#### Task to complete:
Restate the records so that not a single word differs.

(Records excerpted from a collection)

=== Section Start ===

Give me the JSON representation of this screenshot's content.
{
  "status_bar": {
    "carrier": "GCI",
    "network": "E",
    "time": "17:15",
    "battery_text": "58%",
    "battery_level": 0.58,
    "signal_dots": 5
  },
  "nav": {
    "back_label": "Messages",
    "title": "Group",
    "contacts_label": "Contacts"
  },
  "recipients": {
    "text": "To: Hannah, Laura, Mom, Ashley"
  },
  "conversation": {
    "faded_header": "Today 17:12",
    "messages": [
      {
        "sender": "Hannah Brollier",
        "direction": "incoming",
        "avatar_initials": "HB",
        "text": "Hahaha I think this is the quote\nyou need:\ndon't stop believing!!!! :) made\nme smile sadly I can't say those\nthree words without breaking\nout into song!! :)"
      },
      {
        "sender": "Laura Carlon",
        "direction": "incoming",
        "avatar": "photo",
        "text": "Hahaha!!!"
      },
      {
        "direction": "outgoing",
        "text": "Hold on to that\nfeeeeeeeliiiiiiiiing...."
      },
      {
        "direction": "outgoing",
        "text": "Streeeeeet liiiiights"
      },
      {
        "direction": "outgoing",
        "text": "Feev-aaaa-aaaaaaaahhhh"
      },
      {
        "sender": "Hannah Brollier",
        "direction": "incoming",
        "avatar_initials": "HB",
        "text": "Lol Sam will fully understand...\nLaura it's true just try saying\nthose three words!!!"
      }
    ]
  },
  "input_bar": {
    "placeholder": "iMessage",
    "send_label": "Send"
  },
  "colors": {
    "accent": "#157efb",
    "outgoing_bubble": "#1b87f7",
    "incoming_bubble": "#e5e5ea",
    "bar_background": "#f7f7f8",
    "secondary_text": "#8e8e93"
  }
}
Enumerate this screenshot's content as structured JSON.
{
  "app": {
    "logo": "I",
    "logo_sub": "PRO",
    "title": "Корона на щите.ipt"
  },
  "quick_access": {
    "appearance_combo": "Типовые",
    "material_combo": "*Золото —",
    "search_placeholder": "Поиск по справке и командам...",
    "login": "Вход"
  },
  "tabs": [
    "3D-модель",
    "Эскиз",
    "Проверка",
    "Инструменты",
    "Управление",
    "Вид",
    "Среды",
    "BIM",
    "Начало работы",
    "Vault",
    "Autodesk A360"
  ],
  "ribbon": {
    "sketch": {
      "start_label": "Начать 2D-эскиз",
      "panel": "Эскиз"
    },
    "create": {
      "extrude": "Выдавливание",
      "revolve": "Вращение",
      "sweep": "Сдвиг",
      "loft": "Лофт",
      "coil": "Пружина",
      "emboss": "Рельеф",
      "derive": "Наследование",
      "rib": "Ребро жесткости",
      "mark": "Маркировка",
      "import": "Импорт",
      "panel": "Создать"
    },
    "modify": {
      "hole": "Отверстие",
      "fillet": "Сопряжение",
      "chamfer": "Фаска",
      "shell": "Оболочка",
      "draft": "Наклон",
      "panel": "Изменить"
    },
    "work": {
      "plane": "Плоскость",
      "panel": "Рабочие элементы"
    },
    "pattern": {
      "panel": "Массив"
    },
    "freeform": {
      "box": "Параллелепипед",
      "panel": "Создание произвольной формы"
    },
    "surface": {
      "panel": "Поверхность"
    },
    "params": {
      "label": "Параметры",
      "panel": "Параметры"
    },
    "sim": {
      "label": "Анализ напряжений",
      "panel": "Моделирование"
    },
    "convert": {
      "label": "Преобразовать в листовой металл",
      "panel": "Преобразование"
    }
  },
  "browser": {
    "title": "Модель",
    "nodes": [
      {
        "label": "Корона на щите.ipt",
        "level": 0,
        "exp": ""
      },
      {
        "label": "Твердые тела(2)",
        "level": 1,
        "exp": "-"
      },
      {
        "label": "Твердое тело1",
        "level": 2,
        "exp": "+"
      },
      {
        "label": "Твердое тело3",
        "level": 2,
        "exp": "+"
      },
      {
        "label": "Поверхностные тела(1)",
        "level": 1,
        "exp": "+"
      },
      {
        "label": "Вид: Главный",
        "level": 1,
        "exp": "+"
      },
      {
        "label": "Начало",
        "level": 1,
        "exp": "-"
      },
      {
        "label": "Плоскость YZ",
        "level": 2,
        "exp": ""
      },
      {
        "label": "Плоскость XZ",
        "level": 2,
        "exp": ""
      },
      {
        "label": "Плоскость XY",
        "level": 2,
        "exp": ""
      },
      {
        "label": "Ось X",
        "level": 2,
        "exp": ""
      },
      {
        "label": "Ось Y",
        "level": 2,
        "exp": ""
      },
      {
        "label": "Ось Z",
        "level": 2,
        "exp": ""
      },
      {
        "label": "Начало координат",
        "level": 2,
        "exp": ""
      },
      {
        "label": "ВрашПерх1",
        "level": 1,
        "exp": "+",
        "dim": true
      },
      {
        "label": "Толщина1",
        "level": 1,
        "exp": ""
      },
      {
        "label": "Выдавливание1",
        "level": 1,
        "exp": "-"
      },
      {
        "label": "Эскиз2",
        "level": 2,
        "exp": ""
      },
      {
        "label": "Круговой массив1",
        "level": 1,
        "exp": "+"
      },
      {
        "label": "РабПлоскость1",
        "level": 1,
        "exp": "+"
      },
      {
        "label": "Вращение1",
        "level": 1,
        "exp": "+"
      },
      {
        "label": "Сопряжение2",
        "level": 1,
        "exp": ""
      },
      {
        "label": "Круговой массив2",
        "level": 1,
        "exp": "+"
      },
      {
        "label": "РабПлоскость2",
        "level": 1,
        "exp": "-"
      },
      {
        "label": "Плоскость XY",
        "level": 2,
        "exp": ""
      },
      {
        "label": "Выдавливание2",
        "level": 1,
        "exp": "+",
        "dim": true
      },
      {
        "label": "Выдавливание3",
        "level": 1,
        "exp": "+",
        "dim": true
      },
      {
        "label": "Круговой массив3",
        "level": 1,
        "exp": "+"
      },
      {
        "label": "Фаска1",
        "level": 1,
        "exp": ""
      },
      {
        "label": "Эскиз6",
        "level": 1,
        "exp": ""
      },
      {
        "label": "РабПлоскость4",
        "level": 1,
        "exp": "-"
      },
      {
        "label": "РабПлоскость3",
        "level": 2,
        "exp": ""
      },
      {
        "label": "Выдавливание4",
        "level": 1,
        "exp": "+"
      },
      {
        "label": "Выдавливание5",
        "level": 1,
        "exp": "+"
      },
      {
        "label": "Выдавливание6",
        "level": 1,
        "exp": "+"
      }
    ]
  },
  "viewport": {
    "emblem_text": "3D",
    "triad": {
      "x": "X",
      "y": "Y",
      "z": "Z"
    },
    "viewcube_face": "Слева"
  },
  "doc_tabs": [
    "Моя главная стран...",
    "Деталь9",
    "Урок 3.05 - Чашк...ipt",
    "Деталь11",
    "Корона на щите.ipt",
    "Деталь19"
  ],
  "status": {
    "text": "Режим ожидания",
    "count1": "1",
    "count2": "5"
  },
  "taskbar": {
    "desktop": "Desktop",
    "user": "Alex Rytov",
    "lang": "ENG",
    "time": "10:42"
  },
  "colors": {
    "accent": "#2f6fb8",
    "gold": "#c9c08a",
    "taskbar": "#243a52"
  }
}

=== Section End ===

#### Your solution:
Give me the JSON representation of this screenshot's content.
{
  "status_bar": {
    "carrier": "GCI",
    "network": "E",
    "time": "17:15",
    "battery_text": "58%",
    "battery_level": 0.58,
    "signal_dots": 5
  },
  "nav": {
    "back_label": "Messages",
    "title": "Group",
    "contacts_label": "Contacts"
  },
  "recipients": {
    "text": "To: Hannah, Laura, Mom, Ashley"
  },
  "conversation": {
    "faded_header": "Today 17:12",
    "messages": [
      {
        "sender": "Hannah Brollier",
        "direction": "incoming",
        "avatar_initials": "HB",
        "text": "Hahaha I think this is the quote\nyou need:\ndon't stop believing!!!! :) made\nme smile sadly I can't say those\nthree words without breaking\nout into song!! :)"
      },
      {
        "sender": "Laura Carlon",
        "direction": "incoming",
        "avatar": "photo",
        "text": "Hahaha!!!"
      },
      {
        "direction": "outgoing",
        "text": "Hold on to that\nfeeeeeeeliiiiiiiiing...."
      },
      {
        "direction": "outgoing",
        "text": "Streeeeeet liiiiights"
      },
      {
        "direction": "outgoing",
        "text": "Feev-aaaa-aaaaaaaahhhh"
      },
      {
        "sender": "Hannah Brollier",
        "direction": "incoming",
        "avatar_initials": "HB",
        "text": "Lol Sam will fully understand...\nLaura it's true just try saying\nthose three words!!!"
      }
    ]
  },
  "input_bar": {
    "placeholder": "iMessage",
    "send_label": "Send"
  },
  "colors": {
    "accent": "#157efb",
    "outgoing_bubble": "#1b87f7",
    "incoming_bubble": "#e5e5ea",
    "bar_background": "#f7f7f8",
    "secondary_text": "#8e8e93"
  }
}
Enumerate this screenshot's content as structured JSON.
{
  "app": {
    "logo": "I",
    "logo_sub": "PRO",
    "title": "Корона на щите.ipt"
  },
  "quick_access": {
    "appearance_combo": "Типовые",
    "material_combo": "*Золото —",
    "search_placeholder": "Поиск по справке и командам...",
    "login": "Вход"
  },
  "tabs": [
    "3D-модель",
    "Эскиз",
    "Проверка",
    "Инструменты",
    "Управление",
    "Вид",
    "Среды",
    "BIM",
    "Начало работы",
    "Vault",
    "Autodesk A360"
  ],
  "ribbon": {
    "sketch": {
      "start_label": "Начать 2D-эскиз",
      "panel": "Эскиз"
    },
    "create": {
      "extrude": "Выдавливание",
      "revolve": "Вращение",
      "sweep": "Сдвиг",
      "loft": "Лофт",
      "coil": "Пружина",
      "emboss": "Рельеф",
      "derive": "Наследование",
      "rib": "Ребро жесткости",
      "mark": "Маркировка",
      "import": "Импорт",
      "panel": "Создать"
    },
    "modify": {
      "hole": "Отверстие",
      "fillet": "Сопряжение",
      "chamfer": "Фаска",
      "shell": "Оболочка",
      "draft": "Наклон",
      "panel": "Изменить"
    },
    "work": {
      "plane": "Плоскость",
      "panel": "Рабочие элементы"
    },
    "pattern": {
      "panel": "Массив"
    },
    "freeform": {
      "box": "Параллелепипед",
      "panel": "Создание произвольной формы"
    },
    "surface": {
      "panel": "Поверхность"
    },
    "params": {
      "label": "Параметры",
      "panel": "Параметры"
    },
    "sim": {
      "label": "Анализ напряжений",
      "panel": "Моделирование"
    },
    "convert": {
      "label": "Преобразовать в листовой металл",
      "panel": "Преобразование"
    }
  },
  "browser": {
    "title": "Модель",
    "nodes": [
      {
        "label": "Корона на щите.ipt",
        "level": 0,
        "exp": ""
      },
      {
        "label": "Твердые тела(2)",
        "level": 1,
        "exp": "-"
      },
      {
        "label": "Твердое тело1",
        "level": 2,
        "exp": "+"
      },
      {
        "label": "Твердое тело3",
        "level": 2,
        "exp": "+"
      },
      {
        "label": "Поверхностные тела(1)",
        "level": 1,
        "exp": "+"
      },
      {
        "label": "Вид: Главный",
        "level": 1,
        "exp": "+"
      },
      {
        "label": "Начало",
        "level": 1,
        "exp": "-"
      },
      {
        "label": "Плоскость YZ",
        "level": 2,
        "exp": ""
      },
      {
        "label": "Плоскость XZ",
        "level": 2,
        "exp": ""
      },
      {
        "label": "Плоскость XY",
        "level": 2,
        "exp": ""
      },
      {
        "label": "Ось X",
        "level": 2,
        "exp": ""
      },
      {
        "label": "Ось Y",
        "level": 2,
        "exp": ""
      },
      {
        "label": "Ось Z",
        "level": 2,
        "exp": ""
      },
      {
        "label": "Начало координат",
        "level": 2,
        "exp": ""
      },
      {
        "label": "ВрашПерх1",
        "level": 1,
        "exp": "+",
        "dim": true
      },
      {
        "label": "Толщина1",
        "level": 1,
        "exp": ""
      },
      {
        "label": "Выдавливание1",
        "level": 1,
        "exp": "-"
      },
      {
        "label": "Эскиз2",
        "level": 2,
        "exp": ""
      },
      {
        "label": "Круговой массив1",
        "level": 1,
        "exp": "+"
      },
      {
        "label": "РабПлоскость1",
        "level": 1,
        "exp": "+"
      },
      {
        "label": "Вращение1",
        "level": 1,
        "exp": "+"
      },
      {
        "label": "Сопряжение2",
        "level": 1,
        "exp": ""
      },
      {
        "label": "Круговой массив2",
        "level": 1,
        "exp": "+"
      },
      {
        "label": "РабПлоскость2",
        "level": 1,
        "exp": "-"
      },
      {
        "label": "Плоскость XY",
        "level": 2,
        "exp": ""
      },
      {
        "label": "Выдавливание2",
        "level": 1,
        "exp": "+",
        "dim": true
      },
      {
        "label": "Выдавливание3",
        "level": 1,
        "exp": "+",
        "dim": true
      },
      {
        "label": "Круговой массив3",
        "level": 1,
        "exp": "+"
      },
      {
        "label": "Фаска1",
        "level": 1,
        "exp": ""
      },
      {
        "label": "Эскиз6",
        "level": 1,
        "exp": ""
      },
      {
        "label": "РабПлоскость4",
        "level": 1,
        "exp": "-"
      },
      {
        "label": "РабПлоскость3",
        "level": 2,
        "exp": ""
      },
      {
        "label": "Выдавливание4",
        "level": 1,
        "exp": "+"
      },
      {
        "label": "Выдавливание5",
        "level": 1,
        "exp": "+"
      },
      {
        "label": "Выдавливание6",
        "level": 1,
        "exp": "+"
      }
    ]
  },
  "viewport": {
    "emblem_text": "3D",
    "triad": {
      "x": "X",
      "y": "Y",
      "z": "Z"
    },
    "viewcube_face": "Слева"
  },
  "doc_tabs": [
    "Моя главная стран...",
    "Деталь9",
    "Урок 3.05 - Чашк...ipt",
    "Деталь11",
    "Корона на щите.ipt",
    "Деталь19"
  ],
  "status": {
    "text": "Режим ожидания",
    "count1": "1",
    "count2": "5"
  },
  "taskbar": {
    "desktop": "Desktop",
    "user": "Alex Rytov",
    "lang": "ENG",
    "time": "10:42"
  },
  "colors": {
    "accent": "#2f6fb8",
    "gold": "#c9c08a",
    "taskbar": "#243a52"
  }
}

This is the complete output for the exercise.